Stocks notched broad gains on Wall Street Monday as investors looked ahead to Election Day and the potential for a turbulent stretch for markets. The S&P 500 climbed 1.2%, recouping some of its losses from a sharp sell-off last week, as more companies reported stronger profits for the summer than Wall Street feared and reports on manufacturing came in better than expected. Health care, industrial, and financial companies drove much of the broad rally, which followed gains for European and Asian stocks following their own better-than-expected economic data, the AP reports. The S&P 500 rose 40.28 to 3,310.24. The Dow Jones Industrial Average gained 423.45 points, or 1.6%, to 26,925.05. The Nasdaq composite rose 0.4% to 10,957.61.

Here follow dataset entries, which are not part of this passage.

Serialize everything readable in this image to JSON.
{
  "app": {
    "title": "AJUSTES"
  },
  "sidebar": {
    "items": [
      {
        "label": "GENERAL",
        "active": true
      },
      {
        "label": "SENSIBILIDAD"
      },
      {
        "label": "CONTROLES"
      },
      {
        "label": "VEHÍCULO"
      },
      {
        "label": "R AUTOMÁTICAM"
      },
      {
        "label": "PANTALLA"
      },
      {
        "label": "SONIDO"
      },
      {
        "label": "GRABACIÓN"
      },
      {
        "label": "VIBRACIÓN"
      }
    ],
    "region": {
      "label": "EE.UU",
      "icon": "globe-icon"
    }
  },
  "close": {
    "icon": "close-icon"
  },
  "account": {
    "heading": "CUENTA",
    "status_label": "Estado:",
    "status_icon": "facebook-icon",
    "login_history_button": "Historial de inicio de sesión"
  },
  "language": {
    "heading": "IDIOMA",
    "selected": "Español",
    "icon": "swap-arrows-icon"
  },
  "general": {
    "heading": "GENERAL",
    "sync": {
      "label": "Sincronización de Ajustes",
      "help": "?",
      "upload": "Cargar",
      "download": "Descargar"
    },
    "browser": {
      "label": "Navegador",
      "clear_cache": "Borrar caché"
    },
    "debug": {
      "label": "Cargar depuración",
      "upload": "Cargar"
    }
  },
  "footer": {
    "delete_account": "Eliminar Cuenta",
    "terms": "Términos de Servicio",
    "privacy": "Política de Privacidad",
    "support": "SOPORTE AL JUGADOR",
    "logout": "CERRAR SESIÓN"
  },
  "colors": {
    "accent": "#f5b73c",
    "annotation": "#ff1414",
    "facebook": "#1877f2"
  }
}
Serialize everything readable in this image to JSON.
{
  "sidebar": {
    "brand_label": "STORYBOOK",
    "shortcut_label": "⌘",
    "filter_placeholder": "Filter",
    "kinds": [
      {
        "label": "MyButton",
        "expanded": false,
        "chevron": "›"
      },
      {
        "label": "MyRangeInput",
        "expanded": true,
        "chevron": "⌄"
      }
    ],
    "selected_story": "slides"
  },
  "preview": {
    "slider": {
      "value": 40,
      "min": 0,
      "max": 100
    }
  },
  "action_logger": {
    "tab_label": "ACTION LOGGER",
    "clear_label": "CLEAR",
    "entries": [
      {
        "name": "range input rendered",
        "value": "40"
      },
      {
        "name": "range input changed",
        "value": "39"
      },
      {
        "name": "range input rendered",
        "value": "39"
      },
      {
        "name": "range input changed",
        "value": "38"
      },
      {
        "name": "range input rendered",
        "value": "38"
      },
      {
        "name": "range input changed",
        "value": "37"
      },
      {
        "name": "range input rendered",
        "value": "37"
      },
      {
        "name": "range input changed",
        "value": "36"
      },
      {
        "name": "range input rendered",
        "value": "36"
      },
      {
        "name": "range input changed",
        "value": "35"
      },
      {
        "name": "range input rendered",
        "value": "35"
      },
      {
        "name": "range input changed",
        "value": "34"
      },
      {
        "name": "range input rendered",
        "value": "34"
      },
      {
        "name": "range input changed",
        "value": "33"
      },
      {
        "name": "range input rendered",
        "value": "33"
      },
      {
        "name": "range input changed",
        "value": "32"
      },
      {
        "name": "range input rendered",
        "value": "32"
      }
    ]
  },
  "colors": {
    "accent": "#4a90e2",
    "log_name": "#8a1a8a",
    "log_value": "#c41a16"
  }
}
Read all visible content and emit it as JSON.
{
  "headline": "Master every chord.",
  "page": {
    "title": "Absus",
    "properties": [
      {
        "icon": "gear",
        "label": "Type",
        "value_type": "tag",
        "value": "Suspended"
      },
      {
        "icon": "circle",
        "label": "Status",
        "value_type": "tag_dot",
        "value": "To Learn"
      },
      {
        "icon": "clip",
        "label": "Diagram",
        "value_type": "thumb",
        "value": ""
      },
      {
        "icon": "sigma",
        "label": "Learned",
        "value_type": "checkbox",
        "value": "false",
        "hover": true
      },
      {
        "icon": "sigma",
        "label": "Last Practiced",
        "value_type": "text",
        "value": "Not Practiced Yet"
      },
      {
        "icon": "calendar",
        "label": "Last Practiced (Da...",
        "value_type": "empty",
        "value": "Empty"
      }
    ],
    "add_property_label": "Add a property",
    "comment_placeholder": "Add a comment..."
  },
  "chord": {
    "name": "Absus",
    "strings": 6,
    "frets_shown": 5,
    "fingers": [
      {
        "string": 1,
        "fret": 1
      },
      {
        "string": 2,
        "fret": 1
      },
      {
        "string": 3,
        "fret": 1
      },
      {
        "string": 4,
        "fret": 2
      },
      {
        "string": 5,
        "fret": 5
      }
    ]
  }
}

Caution, though, was continuing to hang over markets as the pandemic raises worries that customers will stay away from businesses and pushes more European governments to bring back restrictions. Uncertainty about Tuesday's election is also weighing on markets, and Treasury yields were mixed. "People are probably more than willing to hold off to see what happens tomorrow night," said David Trainer, CEO of investment research firm New Constructs. Beyond the election, it’s an incredibly busy week for markets, with the Federal Reserve announcing its latest decision on interest rates Thursday, the US Labor Department releasing its market-moving monthly jobs report on Friday, and roughly 130 companies in the S&P 500 scheduled to report their results for the summer through the week. (Read more stock market stories.)